[Dataset rows describing interfaces]
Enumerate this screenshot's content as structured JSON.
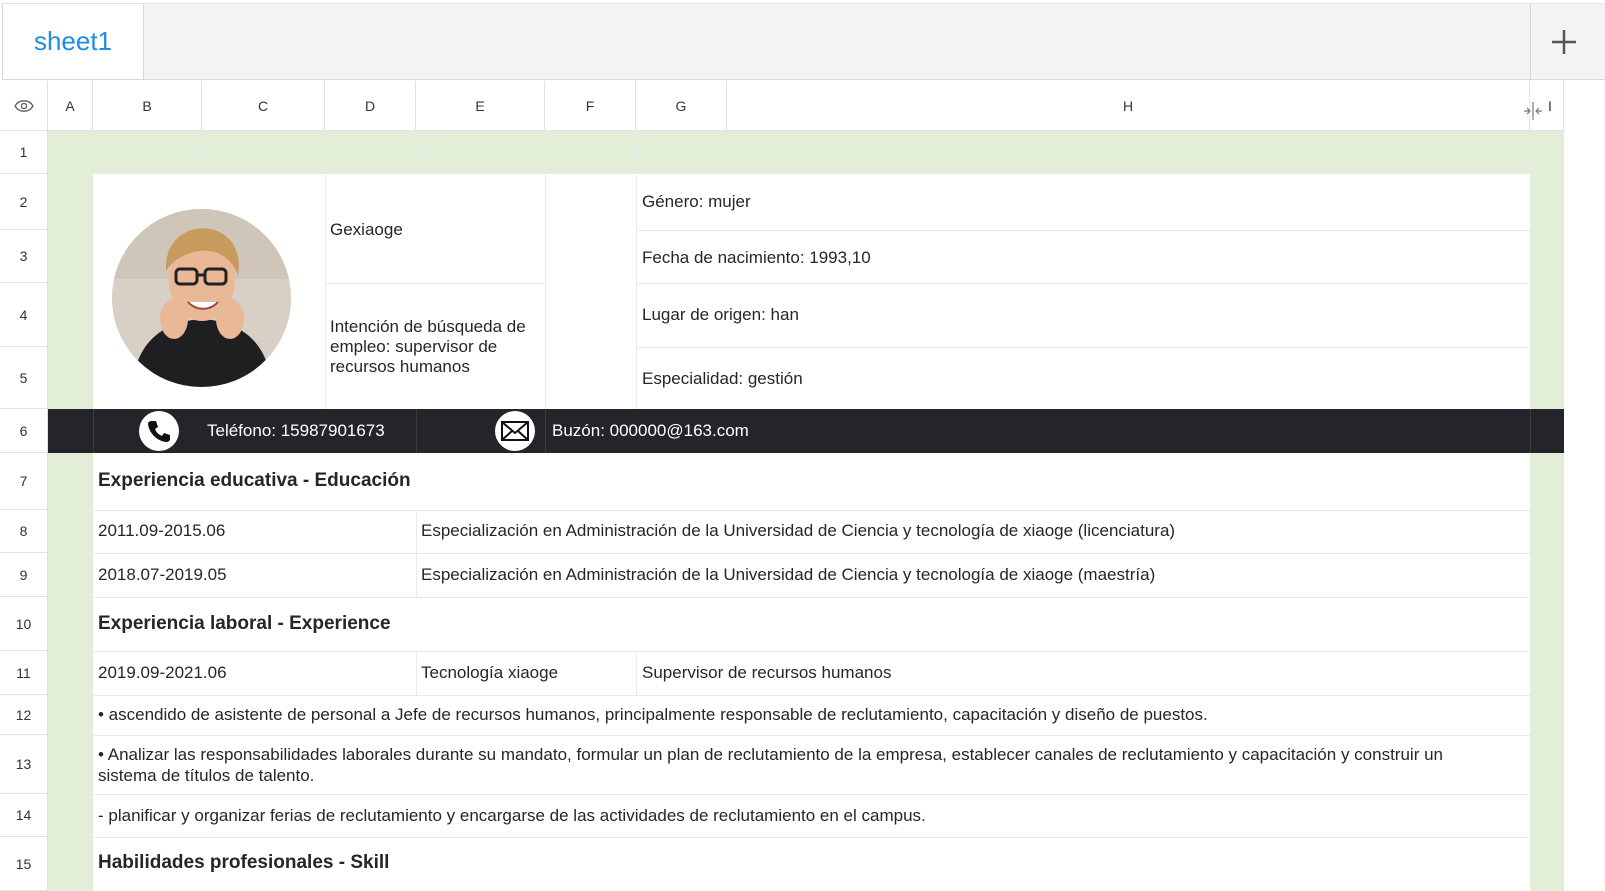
{
  "tabs": {
    "active": "sheet1"
  },
  "columns": [
    "A",
    "B",
    "C",
    "D",
    "E",
    "F",
    "G",
    "H",
    "I"
  ],
  "rows": [
    "1",
    "2",
    "3",
    "4",
    "5",
    "6",
    "7",
    "8",
    "9",
    "10",
    "11",
    "12",
    "13",
    "14",
    "15"
  ],
  "profile": {
    "name": "Gexiaoge",
    "intent": "Intención de búsqueda de empleo: supervisor de recursos humanos",
    "gender": "Género: mujer",
    "birth": "Fecha de nacimiento: 1993,10",
    "origin": "Lugar de origen: han",
    "specialty": "Especialidad: gestión"
  },
  "contact": {
    "phone": "Teléfono: 15987901673",
    "mail": "Buzón: 000000@163.com",
    "phone_icon": "phone-icon",
    "mail_icon": "envelope-icon"
  },
  "education": {
    "heading": "Experiencia educativa - Educación",
    "items": [
      {
        "period": "2011.09-2015.06",
        "detail": "Especialización en Administración de la Universidad de Ciencia y tecnología de xiaoge (licenciatura)"
      },
      {
        "period": "2018.07-2019.05",
        "detail": "Especialización en Administración de la Universidad de Ciencia y tecnología de xiaoge (maestría)"
      }
    ]
  },
  "work": {
    "heading": "Experiencia laboral - Experience",
    "period": "2019.09-2021.06",
    "company": "Tecnología xiaoge",
    "role": "Supervisor de recursos humanos",
    "bullet1": "• ascendido de asistente de personal a Jefe de recursos humanos, principalmente responsable de reclutamiento, capacitación y diseño de puestos.",
    "bullet2_line1": "• Analizar las responsabilidades laborales durante su mandato, formular un plan de reclutamiento de la empresa, establecer canales de reclutamiento y capacitación y construir un",
    "bullet2_line2": "sistema de títulos de talento.",
    "bullet3": "- planificar y organizar ferias de reclutamiento y encargarse de las actividades de reclutamiento en el campus."
  },
  "skills": {
    "heading": "Habilidades profesionales - Skill"
  },
  "colors": {
    "accent": "#1a8fe3",
    "margin_green": "#e2eed8",
    "contact_bar": "#23252a"
  }
}
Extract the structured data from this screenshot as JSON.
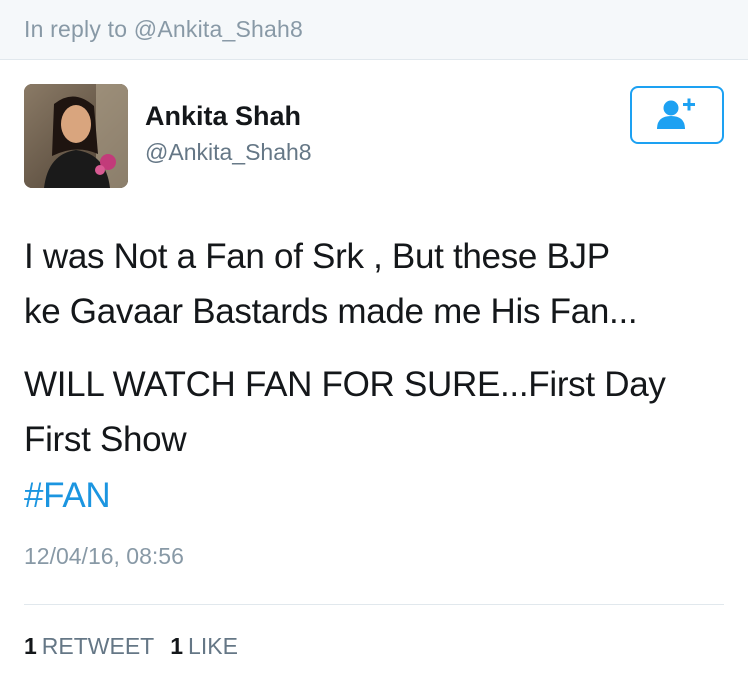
{
  "reply_bar": {
    "text": "In reply to @Ankita_Shah8"
  },
  "author": {
    "display_name": "Ankita Shah",
    "handle": "@Ankita_Shah8"
  },
  "follow_button": {
    "icon": "add-user-icon",
    "color": "#1da1f2"
  },
  "tweet": {
    "lines": [
      "I was Not a Fan of Srk , But these BJP",
      "ke Gavaar Bastards made me His Fan...",
      "WILL WATCH FAN FOR SURE...First Day",
      "First Show"
    ],
    "hashtag": "#FAN",
    "hashtag_color": "#1b95e0"
  },
  "timestamp": "12/04/16, 08:56",
  "stats": {
    "retweets": {
      "count": "1",
      "label": "RETWEET"
    },
    "likes": {
      "count": "1",
      "label": "LIKE"
    }
  }
}
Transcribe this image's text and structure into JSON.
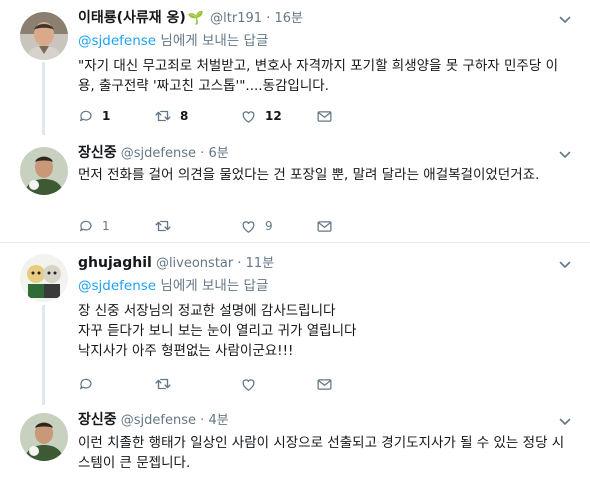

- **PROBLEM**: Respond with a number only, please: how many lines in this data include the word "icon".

- **TASK RESPONSE**: 3